Edgar Allen Poe’s “the tell–tale heart” is a better example of insanity because he uses comparison, questioning, and long pauses in the story to emphasize the insanity of the narrator. To begin with Edgar Allen Poe uses comparison to emphasize the narrator’s insanity by comparing the narrator’s actions or feelings to the things that normally insane people would use. The text states “His eye was like the eye of a vulture these of those terrible birds. ”(Poe 2).
Edgar Allan Poe’s short story “The Tell-Tale Heart,” is a gothic story about a man’s sanity. The Narrator believes that sanity, and other’s thinking that he is sane, is very important. But his obsession with this idea of sanity, is what makes him stand out for his insanity. Bloom says,“’The Tell-Tale Heart’ is a breathless, frightening monologue of the disintegration of consciousness and conscience under the onslaught of obsession.” Because this story is written in the first person point of view, the reader gets a look inside the Narrator’s mind.
“The old man’s hour had come! With a loud yell, I threw open the lantern and leaped into the room. . . In an instant I dragged him to the floor, and pulled the heavy bed over him” (Poe 17-18). In his horrific short story, “The Tell-Tale Heart,” Edgar Allan Poe writes about fear and infatuation. Because the nameless narrator fears the old man’s eye, obsession begins to grow with his horror.
An old man, his caretaker’s festering obsession, a murder, and the guilt and confession that follows it all. In the short story “The Telltale Heart” by Edgar Allen Poe, there are multiple central ideas that guide the reader in understanding and interpreting the narrator’s emotions, decisions, thoughts and actions. One of, if not the most, important central idea is the one that overlooks the entire story; desires and actions, followed by consequences. This idea is a coalition of three other important themes in the story; madness, obsession, and guilt.
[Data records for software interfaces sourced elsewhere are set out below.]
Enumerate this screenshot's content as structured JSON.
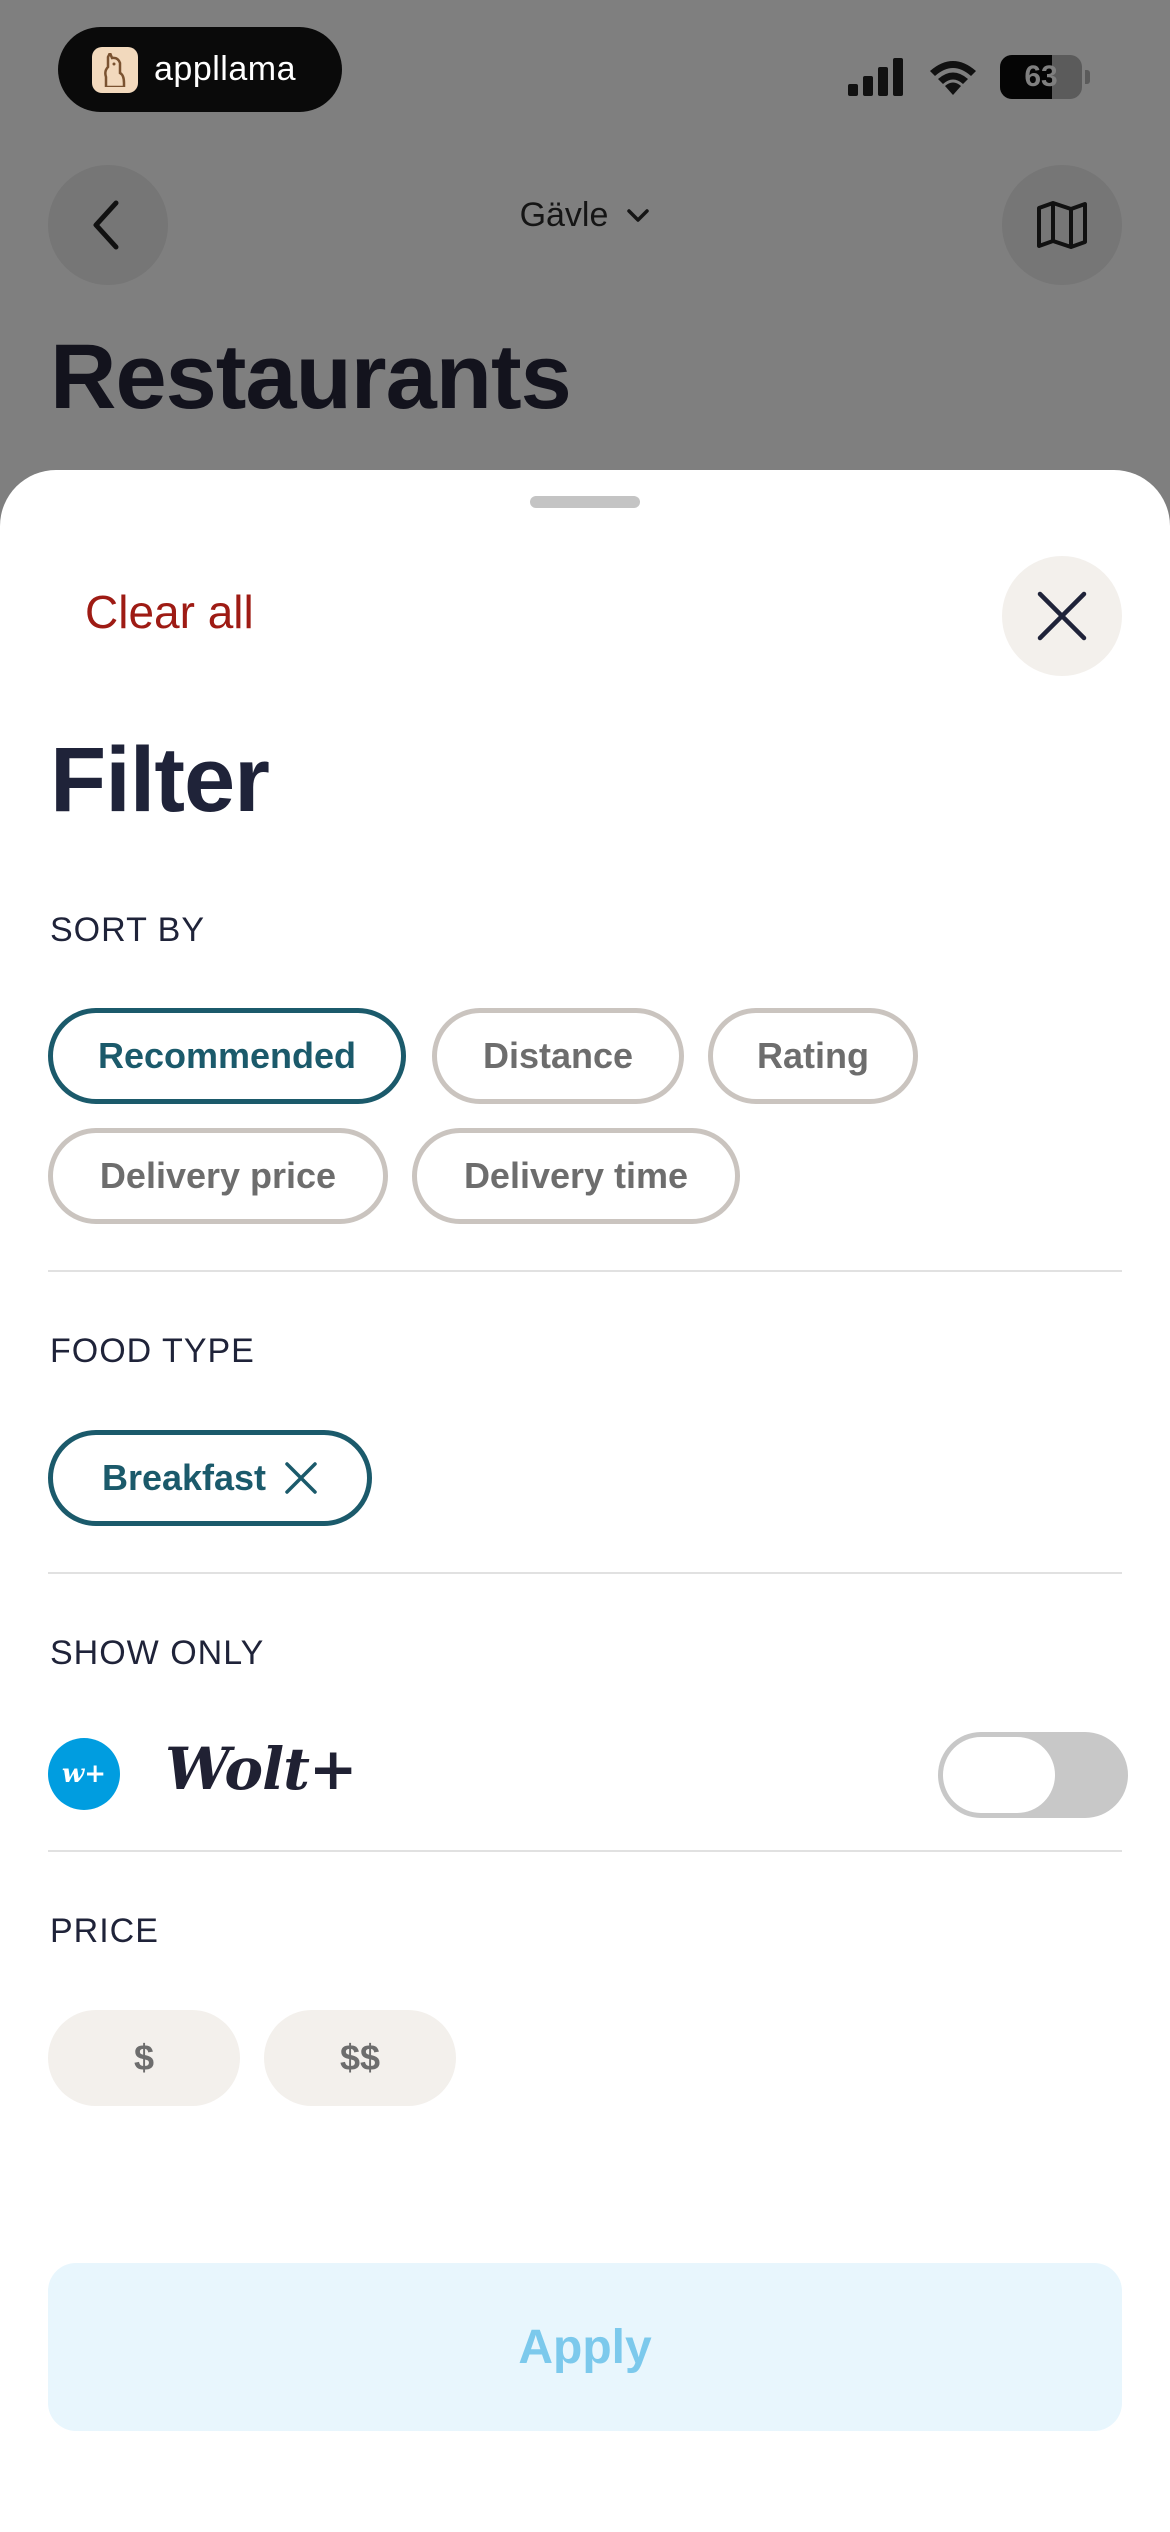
{
  "status_bar": {
    "app_name": "appllama",
    "battery": "63",
    "icons": [
      "llama-logo-icon",
      "cellular-signal-icon",
      "wifi-icon",
      "battery-icon"
    ]
  },
  "background": {
    "city": "Gävle",
    "title": "Restaurants",
    "icons": [
      "back-chevron-icon",
      "chevron-down-icon",
      "map-icon"
    ]
  },
  "sheet": {
    "clear_all": "Clear all",
    "title": "Filter",
    "sort_by": {
      "label": "SORT BY",
      "options": [
        "Recommended",
        "Distance",
        "Rating",
        "Delivery price",
        "Delivery time"
      ],
      "selected": "Recommended"
    },
    "food_type": {
      "label": "FOOD TYPE",
      "chips": [
        "Breakfast"
      ]
    },
    "show_only": {
      "label": "SHOW ONLY",
      "badge": "w+",
      "logo": "Wolt+",
      "toggle_on": false
    },
    "price": {
      "label": "PRICE",
      "options": [
        "$",
        "$$"
      ]
    },
    "apply": "Apply"
  },
  "colors": {
    "accent": "#1b5a6b",
    "clear_all": "#9e1b14",
    "wolt_blue": "#009de0",
    "apply_bg": "#e8f6fd",
    "apply_text": "#7cc9ec"
  }
}
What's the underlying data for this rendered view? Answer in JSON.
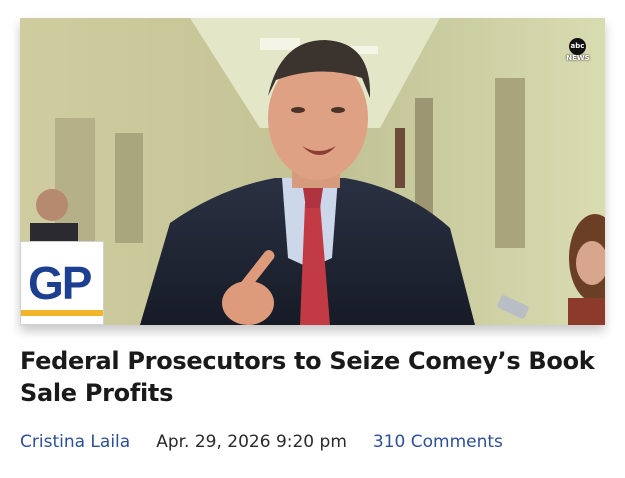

At almost every point in the story, at least one of these ideas is prevalent in the narrator’s actions, thoughts, or dialogue.